What to do:
Restate each entry word for word. Keep every detail intact.

Entries from a dataset of interfaces
++++++++

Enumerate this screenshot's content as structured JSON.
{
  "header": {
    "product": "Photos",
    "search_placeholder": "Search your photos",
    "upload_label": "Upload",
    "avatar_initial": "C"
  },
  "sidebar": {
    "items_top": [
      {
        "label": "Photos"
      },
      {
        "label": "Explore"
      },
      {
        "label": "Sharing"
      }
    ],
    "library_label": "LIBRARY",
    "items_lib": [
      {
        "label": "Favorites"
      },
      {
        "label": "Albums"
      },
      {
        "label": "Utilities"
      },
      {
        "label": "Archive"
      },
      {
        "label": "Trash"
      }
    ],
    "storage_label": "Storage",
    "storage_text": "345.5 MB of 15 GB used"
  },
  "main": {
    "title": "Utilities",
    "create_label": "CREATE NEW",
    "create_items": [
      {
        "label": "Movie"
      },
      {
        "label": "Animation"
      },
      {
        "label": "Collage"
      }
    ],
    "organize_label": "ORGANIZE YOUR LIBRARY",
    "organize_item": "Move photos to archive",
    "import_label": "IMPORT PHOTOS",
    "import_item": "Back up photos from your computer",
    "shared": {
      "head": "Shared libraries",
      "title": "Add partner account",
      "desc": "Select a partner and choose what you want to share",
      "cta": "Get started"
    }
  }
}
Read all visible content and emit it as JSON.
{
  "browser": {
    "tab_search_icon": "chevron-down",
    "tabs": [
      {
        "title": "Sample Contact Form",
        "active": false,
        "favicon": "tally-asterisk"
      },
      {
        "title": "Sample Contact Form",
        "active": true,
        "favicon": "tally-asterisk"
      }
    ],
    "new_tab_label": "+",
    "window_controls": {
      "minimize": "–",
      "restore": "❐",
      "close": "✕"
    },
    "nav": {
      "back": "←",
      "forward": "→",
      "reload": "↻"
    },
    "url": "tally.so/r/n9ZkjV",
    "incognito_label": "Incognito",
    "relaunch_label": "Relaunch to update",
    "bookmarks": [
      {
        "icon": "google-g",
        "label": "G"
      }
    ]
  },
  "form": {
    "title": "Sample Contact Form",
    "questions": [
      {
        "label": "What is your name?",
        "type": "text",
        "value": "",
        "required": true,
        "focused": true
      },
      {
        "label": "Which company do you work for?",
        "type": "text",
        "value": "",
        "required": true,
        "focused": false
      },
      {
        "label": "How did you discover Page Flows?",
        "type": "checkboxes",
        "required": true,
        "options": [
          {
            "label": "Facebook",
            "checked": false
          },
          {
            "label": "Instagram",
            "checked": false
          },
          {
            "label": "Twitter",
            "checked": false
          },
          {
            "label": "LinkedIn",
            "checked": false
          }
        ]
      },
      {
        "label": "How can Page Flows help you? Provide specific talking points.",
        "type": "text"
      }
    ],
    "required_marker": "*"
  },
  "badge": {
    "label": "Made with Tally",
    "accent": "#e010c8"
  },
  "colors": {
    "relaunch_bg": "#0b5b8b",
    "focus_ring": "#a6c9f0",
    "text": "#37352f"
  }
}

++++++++

Answer section:
Enumerate this screenshot's content as structured JSON.
{
  "header": {
    "product": "Photos",
    "search_placeholder": "Search your photos",
    "upload_label": "Upload",
    "avatar_initial": "C"
  },
  "sidebar": {
    "items_top": [
      {
        "label": "Photos"
      },
      {
        "label": "Explore"
      },
      {
        "label": "Sharing"
      }
    ],
    "library_label": "LIBRARY",
    "items_lib": [
      {
        "label": "Favorites"
      },
      {
        "label": "Albums"
      },
      {
        "label": "Utilities"
      },
      {
        "label": "Archive"
      },
      {
        "label": "Trash"
      }
    ],
    "storage_label": "Storage",
    "storage_text": "345.5 MB of 15 GB used"
  },
  "main": {
    "title": "Utilities",
    "create_label": "CREATE NEW",
    "create_items": [
      {
        "label": "Movie"
      },
      {
        "label": "Animation"
      },
      {
        "label": "Collage"
      }
    ],
    "organize_label": "ORGANIZE YOUR LIBRARY",
    "organize_item": "Move photos to archive",
    "import_label": "IMPORT PHOTOS",
    "import_item": "Back up photos from your computer",
    "shared": {
      "head": "Shared libraries",
      "title": "Add partner account",
      "desc": "Select a partner and choose what you want to share",
      "cta": "Get started"
    }
  }
}
Read all visible content and emit it as JSON.
{
  "browser": {
    "tab_search_icon": "chevron-down",
    "tabs": [
      {
        "title": "Sample Contact Form",
        "active": false,
        "favicon": "tally-asterisk"
      },
      {
        "title": "Sample Contact Form",
        "active": true,
        "favicon": "tally-asterisk"
      }
    ],
    "new_tab_label": "+",
    "window_controls": {
      "minimize": "–",
      "restore": "❐",
      "close": "✕"
    },
    "nav": {
      "back": "←",
      "forward": "→",
      "reload": "↻"
    },
    "url": "tally.so/r/n9ZkjV",
    "incognito_label": "Incognito",
    "relaunch_label": "Relaunch to update",
    "bookmarks": [
      {
        "icon": "google-g",
        "label": "G"
      }
    ]
  },
  "form": {
    "title": "Sample Contact Form",
    "questions": [
      {
        "label": "What is your name?",
        "type": "text",
        "value": "",
        "required": true,
        "focused": true
      },
      {
        "label": "Which company do you work for?",
        "type": "text",
        "value": "",
        "required": true,
        "focused": false
      },
      {
        "label": "How did you discover Page Flows?",
        "type": "checkboxes",
        "required": true,
        "options": [
          {
            "label": "Facebook",
            "checked": false
          },
          {
            "label": "Instagram",
            "checked": false
          },
          {
            "label": "Twitter",
            "checked": false
          },
          {
            "label": "LinkedIn",
            "checked": false
          }
        ]
      },
      {
        "label": "How can Page Flows help you? Provide specific talking points.",
        "type": "text"
      }
    ],
    "required_marker": "*"
  },
  "badge": {
    "label": "Made with Tally",
    "accent": "#e010c8"
  },
  "colors": {
    "relaunch_bg": "#0b5b8b",
    "focus_ring": "#a6c9f0",
    "text": "#37352f"
  }
}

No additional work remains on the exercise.